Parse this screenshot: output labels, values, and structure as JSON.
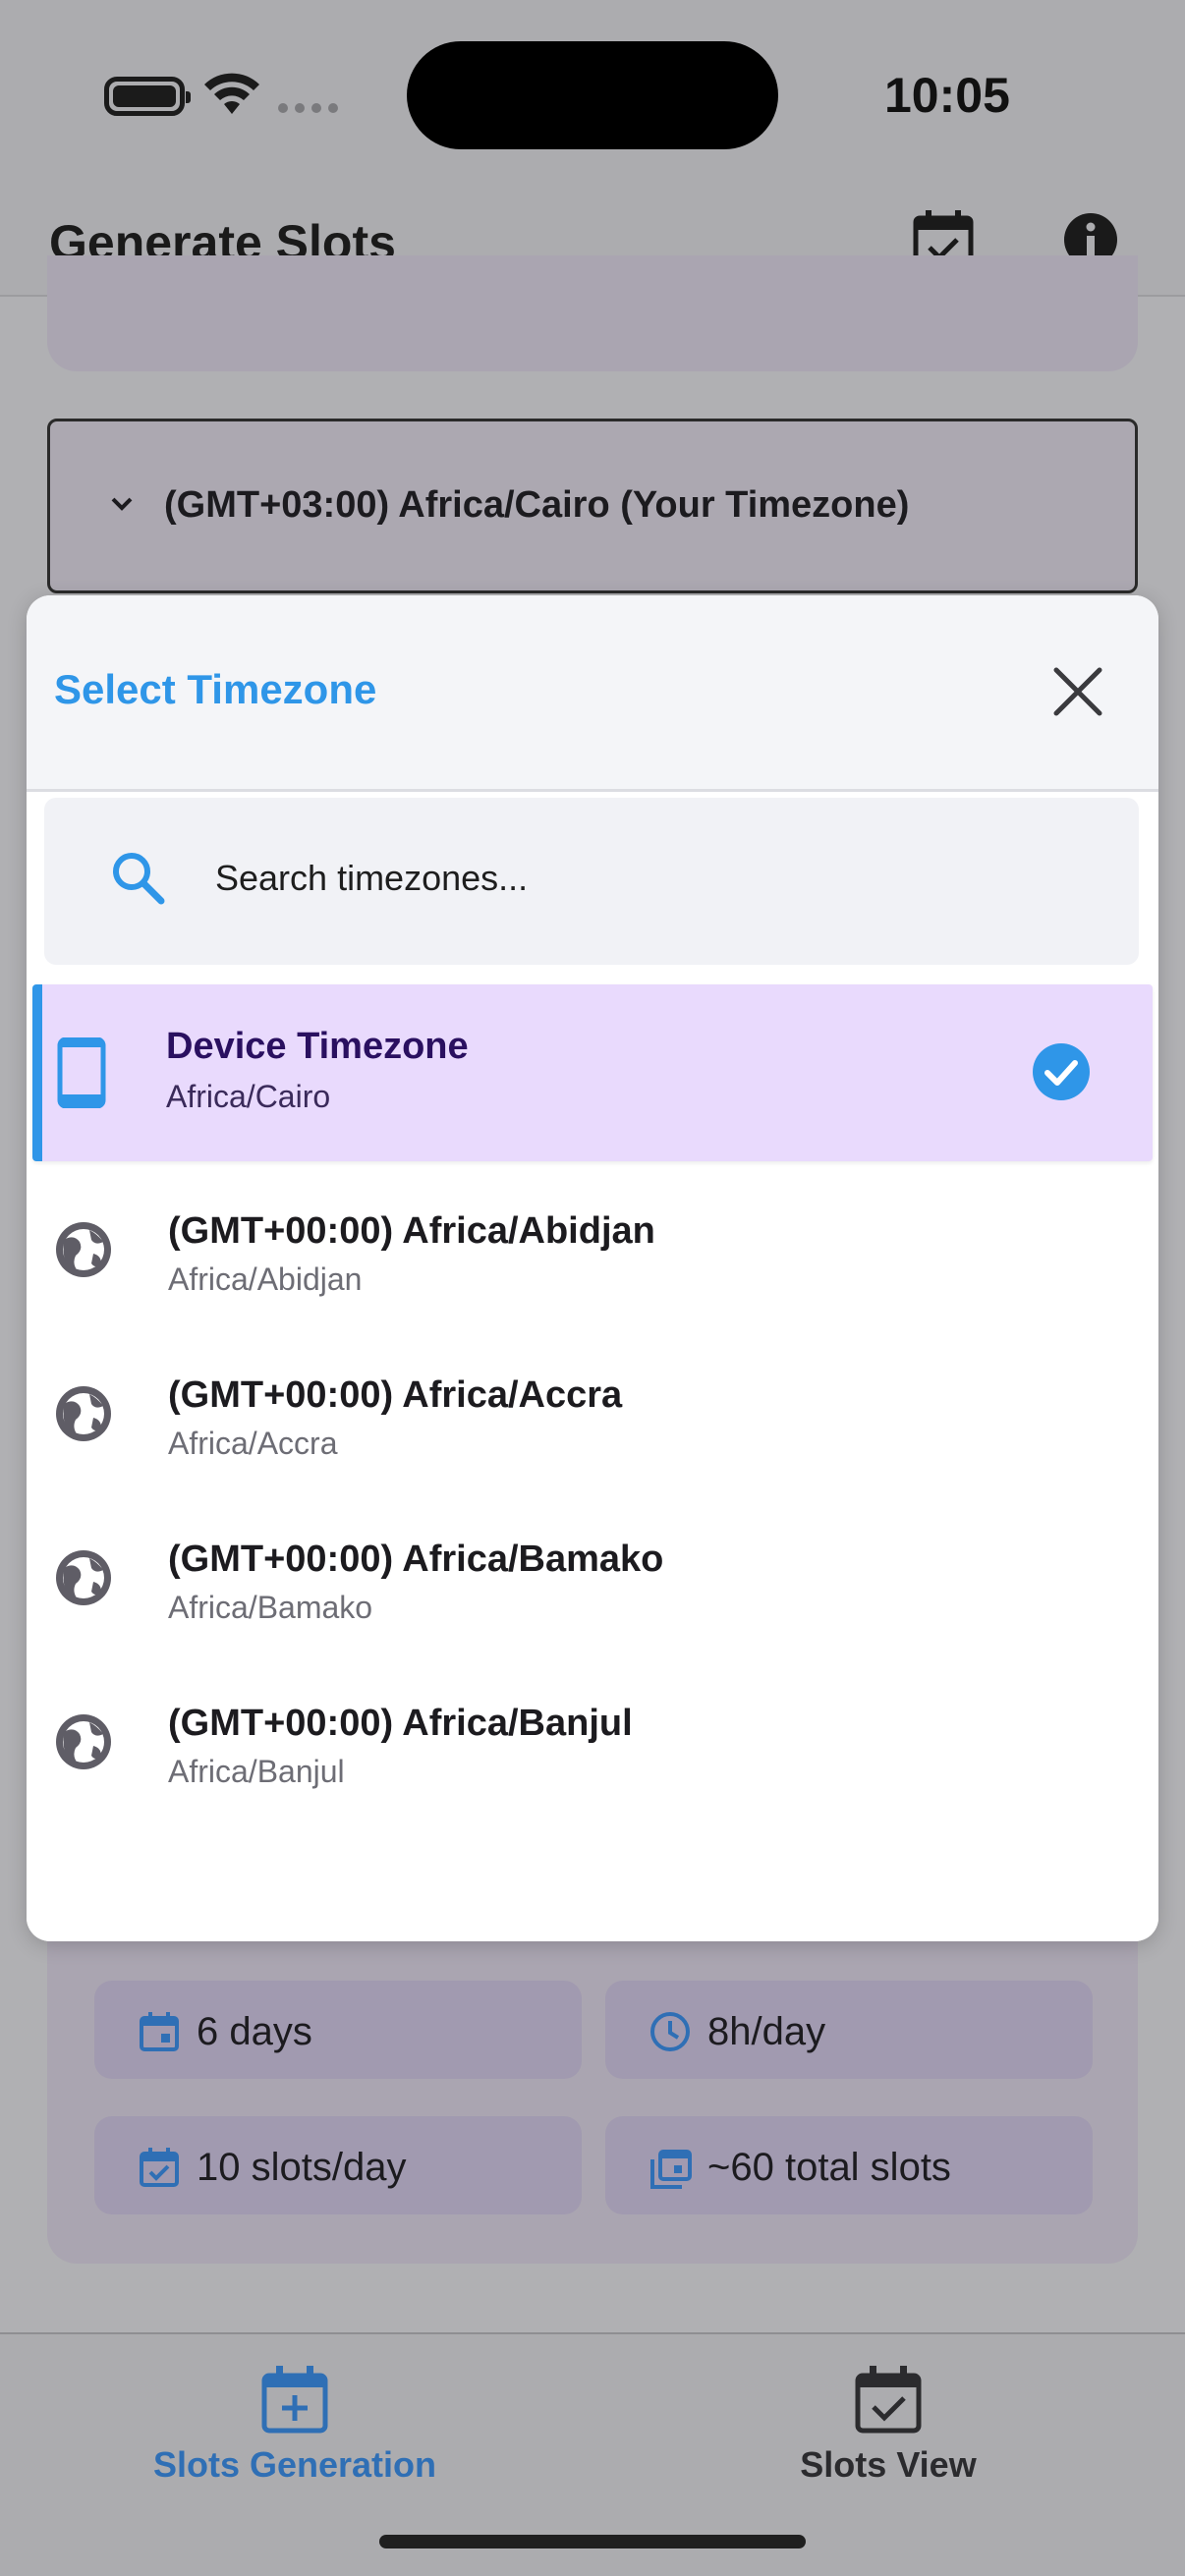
{
  "status_bar": {
    "time": "10:05"
  },
  "app_bar": {
    "title": "Generate Slots"
  },
  "timezone_dropdown": {
    "value": "(GMT+03:00) Africa/Cairo (Your Timezone)"
  },
  "modal": {
    "title": "Select Timezone",
    "search": {
      "placeholder": "Search timezones...",
      "value": ""
    },
    "device_option": {
      "title": "Device Timezone",
      "subtitle": "Africa/Cairo",
      "selected": true
    },
    "timezones": [
      {
        "title": "(GMT+00:00) Africa/Abidjan",
        "subtitle": "Africa/Abidjan"
      },
      {
        "title": "(GMT+00:00) Africa/Accra",
        "subtitle": "Africa/Accra"
      },
      {
        "title": "(GMT+00:00) Africa/Bamako",
        "subtitle": "Africa/Bamako"
      },
      {
        "title": "(GMT+00:00) Africa/Banjul",
        "subtitle": "Africa/Banjul"
      }
    ]
  },
  "summary_chips": [
    {
      "label": "6 days",
      "icon": "calendar-icon"
    },
    {
      "label": "8h/day",
      "icon": "clock-icon"
    },
    {
      "label": "10 slots/day",
      "icon": "calendar-check-icon"
    },
    {
      "label": "~60 total slots",
      "icon": "calendar-stack-icon"
    }
  ],
  "bottom_nav": [
    {
      "label": "Slots Generation",
      "icon": "calendar-plus-icon",
      "active": true
    },
    {
      "label": "Slots View",
      "icon": "calendar-check-icon",
      "active": false
    }
  ],
  "colors": {
    "accent": "#2f96e8",
    "selected_bg": "#e9dafd",
    "scrim": "#b0b0b3"
  }
}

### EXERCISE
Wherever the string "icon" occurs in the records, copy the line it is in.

### EXPECTED ANSWER
      "icon": "calendar-icon"
      "icon": "clock-icon"
      "icon": "calendar-check-icon"
      "icon": "calendar-stack-icon"
      "icon": "calendar-plus-icon",
      "icon": "calendar-check-icon",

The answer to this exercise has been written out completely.